*EXERCISE:*
With nothing added or dropped, copy the data that follows exactly.

*Web page and app entries:*
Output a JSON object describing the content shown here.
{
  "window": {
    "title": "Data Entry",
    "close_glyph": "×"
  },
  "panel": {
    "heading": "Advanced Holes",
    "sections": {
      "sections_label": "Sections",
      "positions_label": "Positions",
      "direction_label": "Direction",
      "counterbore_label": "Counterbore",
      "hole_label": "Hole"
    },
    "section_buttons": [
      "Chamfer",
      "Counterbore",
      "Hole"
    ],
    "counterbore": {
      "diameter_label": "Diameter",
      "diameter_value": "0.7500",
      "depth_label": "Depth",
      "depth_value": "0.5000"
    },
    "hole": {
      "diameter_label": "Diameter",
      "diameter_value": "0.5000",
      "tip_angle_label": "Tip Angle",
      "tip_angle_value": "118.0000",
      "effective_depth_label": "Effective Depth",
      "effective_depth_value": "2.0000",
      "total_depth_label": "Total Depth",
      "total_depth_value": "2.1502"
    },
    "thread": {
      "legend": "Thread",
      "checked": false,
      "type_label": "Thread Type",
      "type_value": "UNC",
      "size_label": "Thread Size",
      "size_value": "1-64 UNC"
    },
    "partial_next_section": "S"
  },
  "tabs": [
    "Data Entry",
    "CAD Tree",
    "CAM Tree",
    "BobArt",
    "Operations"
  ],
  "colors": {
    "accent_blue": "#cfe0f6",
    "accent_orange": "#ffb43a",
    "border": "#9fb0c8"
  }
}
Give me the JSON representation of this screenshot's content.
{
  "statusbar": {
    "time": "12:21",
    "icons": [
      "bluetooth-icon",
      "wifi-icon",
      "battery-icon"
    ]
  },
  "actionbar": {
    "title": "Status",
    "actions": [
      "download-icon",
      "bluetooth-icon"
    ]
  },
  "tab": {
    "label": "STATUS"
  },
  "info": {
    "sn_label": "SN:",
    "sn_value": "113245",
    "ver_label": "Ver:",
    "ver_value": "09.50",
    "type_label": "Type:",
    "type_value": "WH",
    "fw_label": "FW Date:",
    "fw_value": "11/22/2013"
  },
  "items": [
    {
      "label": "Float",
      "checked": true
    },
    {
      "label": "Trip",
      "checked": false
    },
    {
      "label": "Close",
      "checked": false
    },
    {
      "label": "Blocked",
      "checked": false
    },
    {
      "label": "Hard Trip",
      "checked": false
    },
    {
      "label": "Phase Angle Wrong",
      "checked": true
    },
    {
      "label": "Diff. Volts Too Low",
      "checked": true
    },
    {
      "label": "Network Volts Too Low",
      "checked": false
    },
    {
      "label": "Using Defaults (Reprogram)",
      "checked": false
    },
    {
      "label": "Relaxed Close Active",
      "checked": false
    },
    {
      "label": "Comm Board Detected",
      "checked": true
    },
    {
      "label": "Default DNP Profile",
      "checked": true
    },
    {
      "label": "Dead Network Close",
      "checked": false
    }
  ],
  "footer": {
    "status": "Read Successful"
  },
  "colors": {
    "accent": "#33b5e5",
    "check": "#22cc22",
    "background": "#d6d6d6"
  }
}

*ANSWER SECTION:*
Output a JSON object describing the content shown here.
{
  "window": {
    "title": "Data Entry",
    "close_glyph": "×"
  },
  "panel": {
    "heading": "Advanced Holes",
    "sections": {
      "sections_label": "Sections",
      "positions_label": "Positions",
      "direction_label": "Direction",
      "counterbore_label": "Counterbore",
      "hole_label": "Hole"
    },
    "section_buttons": [
      "Chamfer",
      "Counterbore",
      "Hole"
    ],
    "counterbore": {
      "diameter_label": "Diameter",
      "diameter_value": "0.7500",
      "depth_label": "Depth",
      "depth_value": "0.5000"
    },
    "hole": {
      "diameter_label": "Diameter",
      "diameter_value": "0.5000",
      "tip_angle_label": "Tip Angle",
      "tip_angle_value": "118.0000",
      "effective_depth_label": "Effective Depth",
      "effective_depth_value": "2.0000",
      "total_depth_label": "Total Depth",
      "total_depth_value": "2.1502"
    },
    "thread": {
      "legend": "Thread",
      "checked": false,
      "type_label": "Thread Type",
      "type_value": "UNC",
      "size_label": "Thread Size",
      "size_value": "1-64 UNC"
    },
    "partial_next_section": "S"
  },
  "tabs": [
    "Data Entry",
    "CAD Tree",
    "CAM Tree",
    "BobArt",
    "Operations"
  ],
  "colors": {
    "accent_blue": "#cfe0f6",
    "accent_orange": "#ffb43a",
    "border": "#9fb0c8"
  }
}
Give me the JSON representation of this screenshot's content.
{
  "statusbar": {
    "time": "12:21",
    "icons": [
      "bluetooth-icon",
      "wifi-icon",
      "battery-icon"
    ]
  },
  "actionbar": {
    "title": "Status",
    "actions": [
      "download-icon",
      "bluetooth-icon"
    ]
  },
  "tab": {
    "label": "STATUS"
  },
  "info": {
    "sn_label": "SN:",
    "sn_value": "113245",
    "ver_label": "Ver:",
    "ver_value": "09.50",
    "type_label": "Type:",
    "type_value": "WH",
    "fw_label": "FW Date:",
    "fw_value": "11/22/2013"
  },
  "items": [
    {
      "label": "Float",
      "checked": true
    },
    {
      "label": "Trip",
      "checked": false
    },
    {
      "label": "Close",
      "checked": false
    },
    {
      "label": "Blocked",
      "checked": false
    },
    {
      "label": "Hard Trip",
      "checked": false
    },
    {
      "label": "Phase Angle Wrong",
      "checked": true
    },
    {
      "label": "Diff. Volts Too Low",
      "checked": true
    },
    {
      "label": "Network Volts Too Low",
      "checked": false
    },
    {
      "label": "Using Defaults (Reprogram)",
      "checked": false
    },
    {
      "label": "Relaxed Close Active",
      "checked": false
    },
    {
      "label": "Comm Board Detected",
      "checked": true
    },
    {
      "label": "Default DNP Profile",
      "checked": true
    },
    {
      "label": "Dead Network Close",
      "checked": false
    }
  ],
  "footer": {
    "status": "Read Successful"
  },
  "colors": {
    "accent": "#33b5e5",
    "check": "#22cc22",
    "background": "#d6d6d6"
  }
}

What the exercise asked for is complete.